Greased lighting : implications of circadian lipid metabolism for cardiometabolic health

Leiden Repository

Greased lighting : implications of circadian lipid metabolism for cardiometabolic health

Type: Doctoral Thesis
Title: Greased lighting : implications of circadian lipid metabolism for cardiometabolic health
Author: Berg, R. van den
Issue Date: 2017-10-12
Keywords: Circadian
Rhythm
Lipid
Cardiovascular disease
Metabolism
Biological clock
Adipose tissue
Abstract: Cardiovascular diseases (CVD) are the leading cause of death worldwide, and disturbances in day-night rhythms have recently been implicated as a novel risk factor for CVD. We investigated the effects of modulating circadian rhythms on energy metabolism using animal models and by studying plasma metaoblites and lipids in humans. Using animal studies we observed that brown adipose tissue (BAT) is strongly regulated by the biological clock, possibly via circadian glucocorticoid rhythms, and attenuated BAT activity through prolonged light exposure increases adiposity. Research focusing on the rhythm in human BAT, and regulation thereof, is necessary to confirm the translational value of our findings. We also observed that mistimed light exposure enhances atherosclerosis development, which may provide a mechanistic link between the known association between shift work and CVD. We anticipate that living according to the natural circadian rhythms presumably contributes to cardiometabolic health. Since disturbances in day-night rhythms are inevitable in modern society, in the future we may advise individuals at risk for development of CVD refrain from shift work and short sleep duration. In addition, data in this thesis may be useful to design strategies to avoid the disadvantageous metabolic effects of shift work.
Promotor: Supervisor: Rensen P.C.N. Co-Supervisor: Biermasz N.R.
Faculty: Faculty of Medicine, Leiden University Medical Center (LUMC)
University: Leiden
Uri: urn:isbn:9789088905421
Handle: http://hdl.handle.net/1887/53234
 

Files in this item

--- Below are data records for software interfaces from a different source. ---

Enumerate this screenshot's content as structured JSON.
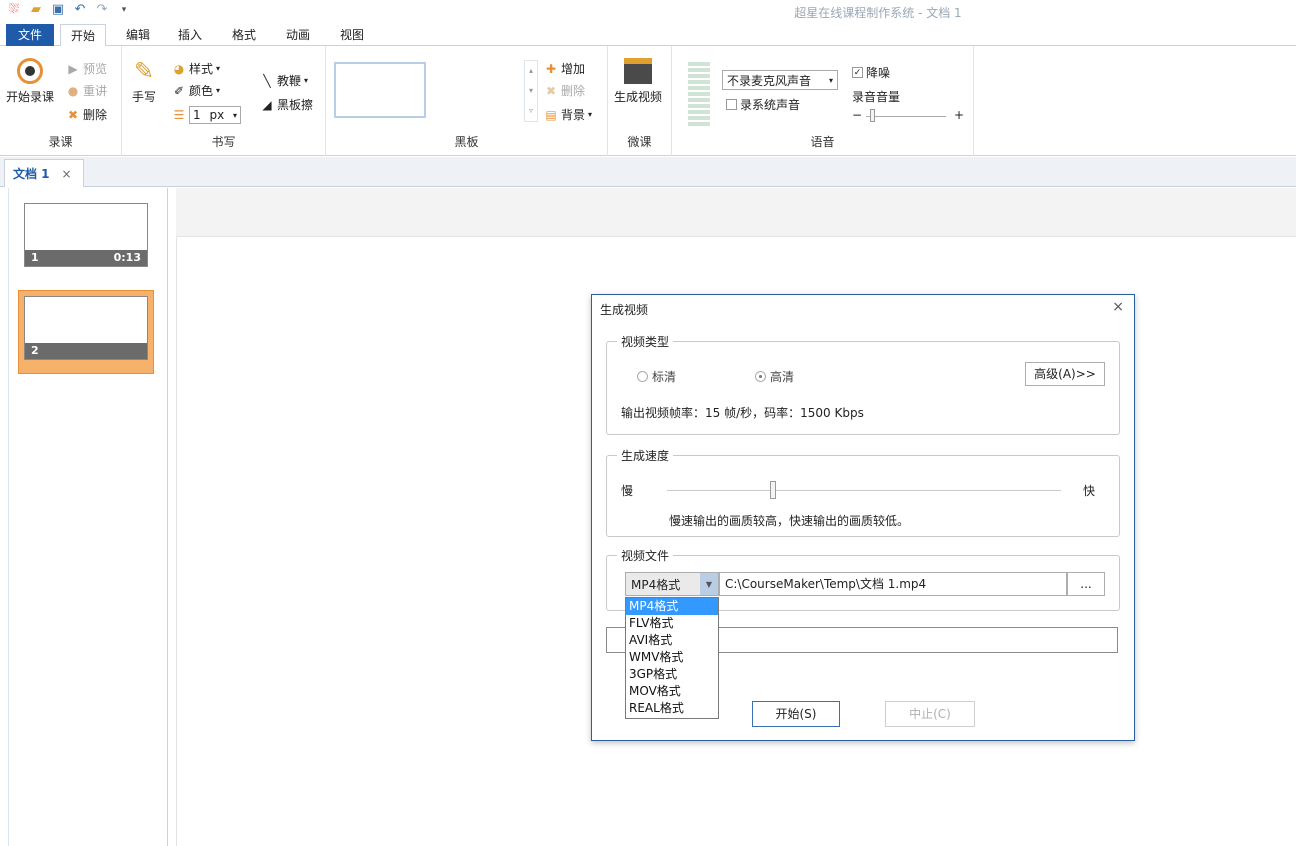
{
  "app": {
    "title": "超星在线课程制作系统 - 文档 1"
  },
  "menu": {
    "file": "文件",
    "tabs": [
      "开始",
      "编辑",
      "插入",
      "格式",
      "动画",
      "视图"
    ]
  },
  "ribbon": {
    "record": {
      "label": "录课",
      "start": "开始录课",
      "preview": "预览",
      "rerecord": "重讲",
      "delete": "删除"
    },
    "write": {
      "label": "书写",
      "handwrite": "手写",
      "style": "样式",
      "color": "颜色",
      "width_value": "1",
      "width_unit": "px",
      "pointer": "教鞭",
      "eraser": "黑板擦"
    },
    "board": {
      "label": "黑板",
      "add": "增加",
      "delete": "删除",
      "background": "背景"
    },
    "micro": {
      "label": "微课",
      "generate": "生成视频"
    },
    "audio": {
      "label": "语音",
      "mic_option": "不录麦克风声音",
      "system_sound": "录系统声音",
      "noise_reduce": "降噪",
      "volume_label": "录音音量",
      "minus": "−",
      "plus": "+"
    }
  },
  "doc_tab": {
    "label": "文档 1",
    "close": "×"
  },
  "slides": [
    {
      "num": "1",
      "duration": "0:13"
    },
    {
      "num": "2",
      "duration": ""
    }
  ],
  "dialog": {
    "title": "生成视频",
    "close": "×",
    "video_type": {
      "legend": "视频类型",
      "sd": "标清",
      "hd": "高清",
      "advanced": "高级(A)>>",
      "info": "输出视频帧率：15 帧/秒，码率：1500 Kbps"
    },
    "speed": {
      "legend": "生成速度",
      "slow": "慢",
      "fast": "快",
      "level": 0.27,
      "hint": "慢速输出的画质较高，快速输出的画质较低。"
    },
    "file": {
      "legend": "视频文件",
      "format": "MP4格式",
      "path": "C:\\CourseMaker\\Temp\\文档 1.mp4",
      "browse": "..."
    },
    "format_options": [
      "MP4格式",
      "FLV格式",
      "AVI格式",
      "WMV格式",
      "3GP格式",
      "MOV格式",
      "REAL格式"
    ],
    "start": "开始(S)",
    "stop": "中止(C)"
  }
}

Description Size View
application/pdf Propositions 65.13Kb Under embargo

This item appears in the following Collection(s)